NEWS
December 8, 1990 | From Associated Press
A jury on Friday found Soldier of Fortune magazine liable for $12.4 million in damages for running a "gun for hire" ad blamed on the 1985 killing of a businessman. A lawyer for the sons of Richard Braun had urged the U.S. District Court jury to send a message to publishers by ruling that the classified ad was responsible for Braun's death.
NEWS
January 9, 1990 | DAVID G. SAVAGE, TIMES STAFF WRITER
The Supreme Court, entering the affirmative action fray again, said Monday it would decide whether the federal government may give blacks, Latinos or women special preferences in the awarding of licenses or contracts. Last year, the court's conservative majority put strict new limits on the use of affirmative action in the awarding of city and state contracts.
BUSINESS
July 7, 1988 | Associated Press
Soldier of Fortune magazine has appealed to readers for money it says it needs to keep publishing and fight a $9.4-million court judgment. The Boulder,Colo.-based magazine is appealing the award to the family of a woman whose killer was hired through a Soldier of Fortune classified advertisement. A jury in Houston made the award in March in response to a lawsuit filed by Gary Wayne Black, 18, and his grandmother, Marjorie Eimann, 64. They had sought $22.5 million.
CALIFORNIA | LOCAL
March 9, 1988
Sometimes the American propensity to cast about for someone to blame--preferably someone with deep, money-lined pockets--leads to strange results. We think that's what happened last week, when a Texas jury ordered Soldier of Fortune magazine to pay $9.4 million in damages to the survivors of a woman whose husband hired her killer through a classified advertisement in the magazine.
NEWS
September 22, 1991 | PAUL FELDMAN, TIMES STAFF WRITER
Operation Desert Storm lasted little longer than an extra-inning game at Dodger Stadium. The "Evil Empire" has shattered into more pieces than a vodka tumbler flung from the top of the Washington Monument. And back in the Middle East, despite lingering acrimony, Arab-Israeli peace talks are scheduled to open next month. As a new world order takes shape, what's a mercenary to do?
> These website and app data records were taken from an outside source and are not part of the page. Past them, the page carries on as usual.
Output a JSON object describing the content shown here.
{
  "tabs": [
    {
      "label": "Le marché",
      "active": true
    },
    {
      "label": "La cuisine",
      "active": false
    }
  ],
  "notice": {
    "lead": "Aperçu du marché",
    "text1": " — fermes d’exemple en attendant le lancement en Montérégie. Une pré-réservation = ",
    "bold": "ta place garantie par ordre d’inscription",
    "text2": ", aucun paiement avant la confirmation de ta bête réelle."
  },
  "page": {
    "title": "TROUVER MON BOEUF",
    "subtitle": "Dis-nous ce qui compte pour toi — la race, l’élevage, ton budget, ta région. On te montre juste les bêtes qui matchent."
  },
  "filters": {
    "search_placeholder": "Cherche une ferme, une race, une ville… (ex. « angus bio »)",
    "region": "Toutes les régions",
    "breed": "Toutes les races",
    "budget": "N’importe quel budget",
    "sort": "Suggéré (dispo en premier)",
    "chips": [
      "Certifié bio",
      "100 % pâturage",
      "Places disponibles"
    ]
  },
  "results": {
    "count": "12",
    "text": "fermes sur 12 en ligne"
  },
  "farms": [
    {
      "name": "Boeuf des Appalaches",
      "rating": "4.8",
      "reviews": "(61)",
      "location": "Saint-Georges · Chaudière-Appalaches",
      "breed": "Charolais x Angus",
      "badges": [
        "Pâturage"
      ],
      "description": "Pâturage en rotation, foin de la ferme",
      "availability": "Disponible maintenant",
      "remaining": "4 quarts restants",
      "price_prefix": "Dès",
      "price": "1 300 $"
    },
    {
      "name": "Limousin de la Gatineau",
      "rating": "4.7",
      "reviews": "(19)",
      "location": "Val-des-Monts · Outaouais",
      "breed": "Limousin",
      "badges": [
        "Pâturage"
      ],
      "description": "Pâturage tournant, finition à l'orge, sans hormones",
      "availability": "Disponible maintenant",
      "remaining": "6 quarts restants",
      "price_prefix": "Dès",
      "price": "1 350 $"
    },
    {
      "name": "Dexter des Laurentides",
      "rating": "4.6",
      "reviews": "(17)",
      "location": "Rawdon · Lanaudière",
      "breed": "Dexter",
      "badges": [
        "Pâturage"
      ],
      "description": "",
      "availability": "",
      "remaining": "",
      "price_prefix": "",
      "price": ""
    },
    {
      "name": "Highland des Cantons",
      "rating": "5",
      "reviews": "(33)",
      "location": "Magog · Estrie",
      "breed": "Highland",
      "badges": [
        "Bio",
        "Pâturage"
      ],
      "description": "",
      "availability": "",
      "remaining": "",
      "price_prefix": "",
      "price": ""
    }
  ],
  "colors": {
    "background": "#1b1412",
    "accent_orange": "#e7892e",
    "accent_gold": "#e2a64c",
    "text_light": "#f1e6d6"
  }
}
NEWS
January 9, 1990 | DAVID G. SAVAGE, TIMES STAFF WRITER
The Supreme Court, entering the affirmative action fray again, said Monday it would decide whether the federal government may give blacks, Latinos or women special preferences in the awarding of licenses or contracts. Last year, the court's conservative majority put strict new limits on the use of affirmative action in the awarding of city and state contracts.
NEWS
March 4, 1988 | Associated Press
Soldier of Fortune magazine was negligent in publishing a classified ad that led to the contract killing of a Texas woman and should pay $9.4 million to the victim's family, a federal jury said Thursday. Gary Wayne Black, 18, and Marjorie Eimann, 64, filed the suit seeking $22.5 million from the self-styled "Journal for Professional Adventurers." Sandra Black, Gary Black's mother and Eimann's daughter, was shot to death on Feb. 21, 1985, at her home in Bryan.
NEWS
March 2, 1988
Jurors in Houston, Tex., began deliberations in the $22.5-million suit filed against Soldier of Fortune magazine by relatives of Sandra Black, who was killed by a hit man hired through an ad in the magazine. Jurors deliberated 2 1/2 hours before retiring for the night. Black was shot in Bryan, Tex., in 1985 by John Wayne Hearn, who was hired by her husband through the ad. Robert Black was convicted in the murder-for-hire and is on Texas' Death Row.
Los Angeles Times Articles
|